hibiting the greatest variation according to the country's degree of economic development.
In a provocative article, Hatt suggests that it may be unrealistic to think of the occupational structure as a single continuum and to ask people to rank a wide range of occupations. By analyzing the ranking patterns in a nationwide study of occupational prestige he found that some occupations fell into one scale and others into another. He concluded that there are broad occupational families (situs) which contain similar occupations. Thus it is feasible to compare occupations within the military situs, the political or industrial situs, but not occupations which belong in different situs. More research needs to be done in order to test the usefulness of this scheme.
In the remainder of the chapter short articles are presented which provide scales of occupational prestige. All of these scales have been used frequently to measure both occupational prestige and occupational mobility. Probably the scale used most often is that devised by Alba Edwards and used by the United States Census. Its categories are found in Miller's selection. The other scales are presented here because they are frequently used by social scientists, their utility depending upon the research task at hand. Smith's scale has an advantage over the others because it has more occupations that are generally well known; Warner's classification is perhaps most useful in measuring general "social class position" in small communities. The North-Hatt scale has the advantage of being methodologically the most precise and based upon a national sample. Hatt's situs scale has not been sufficiently refined for general research purposes. The reader should become well acquainted with these scales because they are referred to in subsequent chapters dealing with occupational mobility and related phenomena.
Paul K. Hatt
The purpose of this paper is to present a theory and to suggest a method of occupational classification usable in the study of social stratification.2 This necessarily entails the description of some currently unmet problems and an evaluation of existing classifications.

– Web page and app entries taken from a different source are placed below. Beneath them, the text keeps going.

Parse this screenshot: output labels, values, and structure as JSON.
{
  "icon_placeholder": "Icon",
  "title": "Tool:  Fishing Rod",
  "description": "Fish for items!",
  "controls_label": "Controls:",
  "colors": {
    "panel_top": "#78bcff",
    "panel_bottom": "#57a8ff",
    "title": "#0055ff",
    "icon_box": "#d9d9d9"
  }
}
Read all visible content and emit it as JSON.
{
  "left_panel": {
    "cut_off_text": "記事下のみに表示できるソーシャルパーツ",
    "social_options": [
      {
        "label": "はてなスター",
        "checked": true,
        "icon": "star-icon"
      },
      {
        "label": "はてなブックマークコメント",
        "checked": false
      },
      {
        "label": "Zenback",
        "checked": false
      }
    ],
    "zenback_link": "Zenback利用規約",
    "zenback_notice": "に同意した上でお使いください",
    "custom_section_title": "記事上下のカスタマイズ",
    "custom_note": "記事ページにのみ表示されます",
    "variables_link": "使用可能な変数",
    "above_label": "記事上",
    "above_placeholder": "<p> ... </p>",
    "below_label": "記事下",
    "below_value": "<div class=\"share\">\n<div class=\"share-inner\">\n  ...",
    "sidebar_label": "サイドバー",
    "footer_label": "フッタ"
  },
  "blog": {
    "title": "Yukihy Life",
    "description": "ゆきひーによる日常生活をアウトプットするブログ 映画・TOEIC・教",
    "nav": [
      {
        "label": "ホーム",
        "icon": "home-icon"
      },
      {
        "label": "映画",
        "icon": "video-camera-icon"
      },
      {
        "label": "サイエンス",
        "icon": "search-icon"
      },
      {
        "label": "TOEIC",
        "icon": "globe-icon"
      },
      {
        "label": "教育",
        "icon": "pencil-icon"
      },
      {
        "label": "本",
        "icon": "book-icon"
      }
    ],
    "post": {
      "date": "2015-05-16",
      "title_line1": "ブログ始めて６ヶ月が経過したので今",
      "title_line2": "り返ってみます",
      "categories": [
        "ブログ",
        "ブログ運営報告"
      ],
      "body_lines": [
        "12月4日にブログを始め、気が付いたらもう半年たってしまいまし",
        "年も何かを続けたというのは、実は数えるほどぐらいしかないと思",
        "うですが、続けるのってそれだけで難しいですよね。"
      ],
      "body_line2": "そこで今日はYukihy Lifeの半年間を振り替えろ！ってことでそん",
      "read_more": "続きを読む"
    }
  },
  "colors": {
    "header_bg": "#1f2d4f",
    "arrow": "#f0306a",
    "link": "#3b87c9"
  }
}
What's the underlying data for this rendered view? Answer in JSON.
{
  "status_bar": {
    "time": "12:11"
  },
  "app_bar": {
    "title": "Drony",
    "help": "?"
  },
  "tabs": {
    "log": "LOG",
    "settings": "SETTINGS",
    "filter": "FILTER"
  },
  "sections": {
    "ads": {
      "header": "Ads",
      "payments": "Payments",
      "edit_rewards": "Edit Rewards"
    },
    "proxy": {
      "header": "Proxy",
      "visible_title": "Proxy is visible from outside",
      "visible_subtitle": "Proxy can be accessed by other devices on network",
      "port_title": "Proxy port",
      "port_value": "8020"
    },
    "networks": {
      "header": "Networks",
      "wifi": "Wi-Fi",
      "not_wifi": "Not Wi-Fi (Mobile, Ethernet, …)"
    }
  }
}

To apply a classification to a totally different problem from the one for which it